When Bhaskar Sunkara was growing up in Westchester County, he likes to say, he dreamed of being a professional basketball player.
But the height gods, among others, didn’t smile in his favor. So in 2009, during a medical leave from his sophomore year at George Washington University, Mr. Sunkara turned to Plan B: creating a magazine dedicated to bringing jargon-free neo-Marxist thinking to the masses.
As if the only problem with Marxist thinking is jargon.
Schuessler certainly sounded more comfortable with the "socialist brand" than what she termed "Tea Party invective."
The resulting magazine, Jacobin, whose ninth issue just landed, has certainly been an improbable hit, buoyed by the radical stirrings of the Occupy movement and a bitingly satirical but serious-minded style. Since its debut in September 2010 it has attracted nearly 2,000 print and digital subscribers, some 250,000 Web hits a month, regular name-checks from prominent bloggers, and book deals from two New York publishers.
It has also earned Mr. Sunkara, now a ripe 23, extravagant praise from members of a (slightly) older guard who see his success as heartening sign that the socialist “brand” -- to use a word he throws around with un-self-conscious ease -- hasn’t been totally killed off by Tea Party invective.
And the praise doesn’t come only from the left-hand side of the spectrum. The National Review blogger Reihan Salam, who has linked to numerous Jacobin articles, called Mr. Sunkara “an almost hilariously savvy character who knows how to deploy mockery and flattery to great effect.”
The magazine’s injection of a “vital left-of-left-of-center” viewpoint into the conversation, he added, “has been very fun to watch.”
In writing Mr. Sunkara can come on like a one-man insult-comedy squad, whether the target is regular whipping boys like the Washington Post blogger Ezra Klein (“a young liberal with a lust for properly punctuated policy memos”) or the capitalist vampire squid itself.
It's noteworthy that the phrase "capitalist vampire squid" was offered without quotes that would have emphasized it's a left-wing term of abuse and not a factual description of capitalism. It was coined in 2009 by left-wing Rolling Stone journalist Matt Taibbi in an investigative piece on Goldman Sachs.
And when Seth Ackerman, a graduate student at Cornell University, turned in a scathing analysis of the Constitution’s inherent conservatism for the second issue, Mr. Sunkara knew it needed something to really pop.
“Seth had a title with nine words and a semicolon,” he recalled. “I crossed it out and wrote ‘Burn the Constitution.’ ”
That article, along with “Zombie Marx,” a critique of chapter-and-verse Marxist economics by Mike Beggs, a young lecturer in political economy at the University of Sydney who Mr. Sunkara met (like Mr. Ackerman) through the e-mail list of Doug Henwood’s Left Business Observer, got some pickup on blogs. But it was a packed Jacobin-organized panel on the Occupy movement, held in a downtown Manhattan bookstore three weeks after the protests began in Zuccotti Park in September 2011, that really put the magazine on the map, drawing attention from Politico and Glenn Beck.

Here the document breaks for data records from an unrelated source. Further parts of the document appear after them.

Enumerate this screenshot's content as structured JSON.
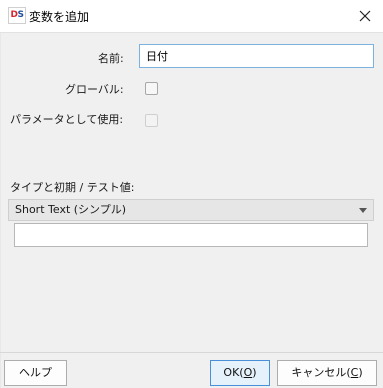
{
  "window": {
    "logo_text_d": "D",
    "logo_text_s": "S",
    "title": "変数を追加"
  },
  "form": {
    "name_label": "名前:",
    "name_value": "日付",
    "global_label": "グローバル:",
    "global_checked": false,
    "param_label": "パラメータとして使用:",
    "param_checked": false,
    "type_label": "タイプと初期 / テスト値:",
    "type_selected": "Short Text (シンプル)",
    "initial_value": ""
  },
  "buttons": {
    "help": "ヘルプ",
    "ok_prefix": "OK(",
    "ok_mnemonic": "O",
    "ok_suffix": ")",
    "cancel_prefix": "キャンセル(",
    "cancel_mnemonic": "C",
    "cancel_suffix": ")"
  },
  "colors": {
    "logo_d": "#d9232d",
    "logo_s": "#1f4e9a",
    "focus_border": "#7bb2e0",
    "default_button_border": "#4a90d9"
  },
  "icons": {
    "close": "close-icon",
    "dropdown": "chevron-down-icon"
  }
}
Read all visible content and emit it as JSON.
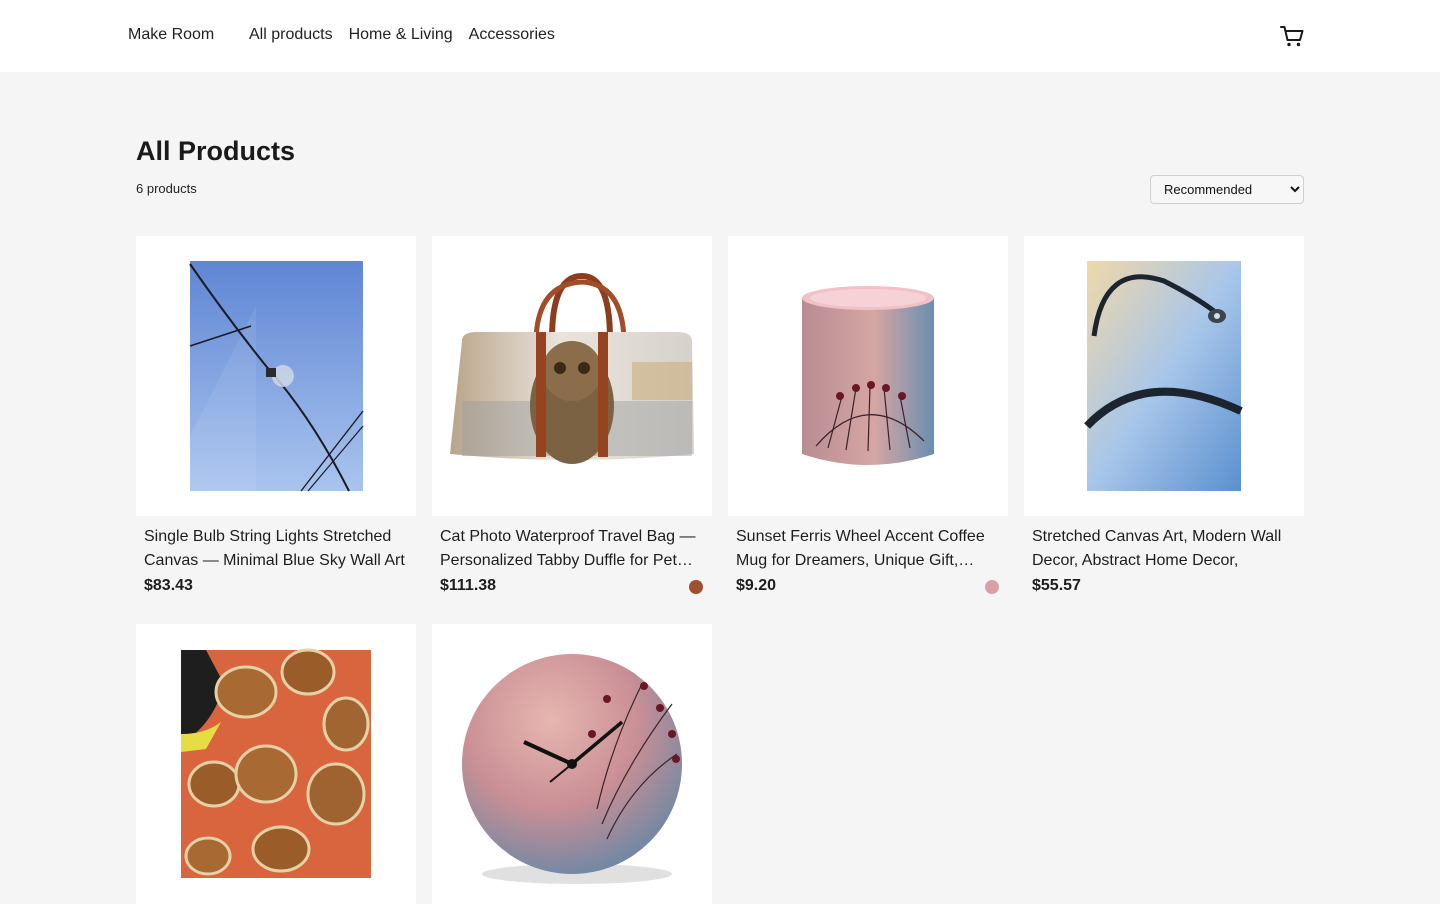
{
  "header": {
    "brand": "Make Room",
    "nav": [
      "All products",
      "Home & Living",
      "Accessories"
    ],
    "cart_icon": "cart-icon"
  },
  "main": {
    "title": "All Products",
    "count_text": "6 products",
    "sort": {
      "selected": "Recommended",
      "options": [
        "Recommended"
      ]
    }
  },
  "products": [
    {
      "title": "Single Bulb String Lights Stretched Canvas — Minimal Blue Sky Wall Art",
      "price": "$83.43"
    },
    {
      "title": "Cat Photo Waterproof Travel Bag — Personalized Tabby Duffle for Pet…",
      "price": "$111.38",
      "swatch_color": "#a0502e"
    },
    {
      "title": "Sunset Ferris Wheel Accent Coffee Mug for Dreamers, Unique Gift,…",
      "price": "$9.20",
      "swatch_color": "#d9a0a8"
    },
    {
      "title": "Stretched Canvas Art, Modern Wall Decor, Abstract Home Decor, Unique…",
      "price": "$55.57"
    },
    {
      "title": "",
      "price": ""
    },
    {
      "title": "",
      "price": ""
    }
  ]
}
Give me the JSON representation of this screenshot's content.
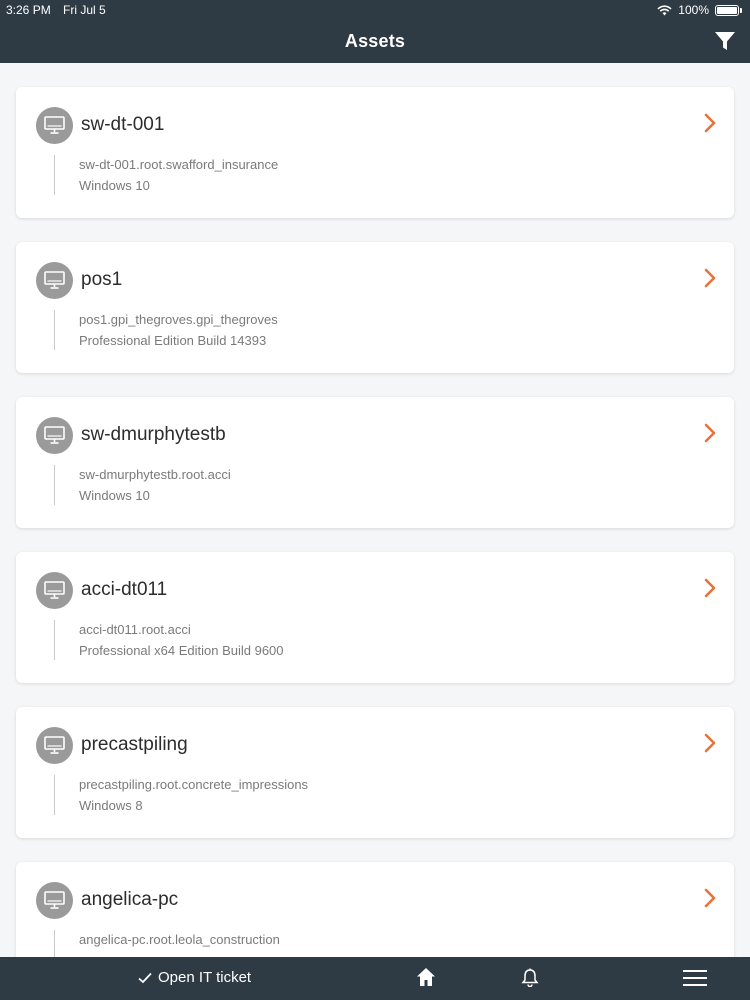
{
  "status_bar": {
    "time": "3:26 PM",
    "date": "Fri Jul 5",
    "battery": "100%"
  },
  "header": {
    "title": "Assets",
    "filter_icon": "filter-icon"
  },
  "assets": [
    {
      "name": "sw-dt-001",
      "host": "sw-dt-001.root.swafford_insurance",
      "os": "Windows 10"
    },
    {
      "name": "pos1",
      "host": "pos1.gpi_thegroves.gpi_thegroves",
      "os": "Professional Edition Build 14393"
    },
    {
      "name": "sw-dmurphytestb",
      "host": "sw-dmurphytestb.root.acci",
      "os": "Windows 10"
    },
    {
      "name": "acci-dt011",
      "host": "acci-dt011.root.acci",
      "os": "Professional x64 Edition Build 9600"
    },
    {
      "name": "precastpiling",
      "host": "precastpiling.root.concrete_impressions",
      "os": "Windows 8"
    },
    {
      "name": "angelica-pc",
      "host": "angelica-pc.root.leola_construction",
      "os": ""
    }
  ],
  "bottom_bar": {
    "open_ticket_label": "Open IT ticket"
  },
  "colors": {
    "bar": "#2e3a44",
    "accent": "#e8733a",
    "avatar": "#9a9a9a"
  }
}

Schuessler left out that a member of that panel was free-lance reporter Natasha Lennard, who had covered the Occupy protests for the Times merely six days previous. As Times Watch reported, "Lennard's comments, alternately post-modern and potty-mouthed, were peppered with potshots at the NYPD," referring to them as "baton-wielding, helmet-wearing monsters."
Schuessler continued to herald Jacobin for rehabilitating hard left ideas about a "post-capitalist economy."
Meanwhile the magazine was also attracting attention from more established figures on the left, who saw it as raising fundamental questions that had been off the table since the collapse of the Soviet Union.
Corey Robin, an associate professor of political science at Brooklyn College who became a contributing editor last winter, pointed in particular to articles by Mr. Ackerman and Peter Frase, another early Jacobin recruit, debating the possibility of a post-capitalist economy involving, among other things, drastically reduced working hours.
“So many people are not working or already getting wages subsidized by the state -- maybe there’s something already at play that we haven’t paid enough attention to,” Mr. Robin said.
Hugely successful conservative writers don't fare as well with Schuessler. She has managed to jab Ann Coulter twice, once for dislodging a cat memoir from the top of the paper's best seller list with her latest "single-word-titled screed," and later dismissed her as a "conservative attack dog."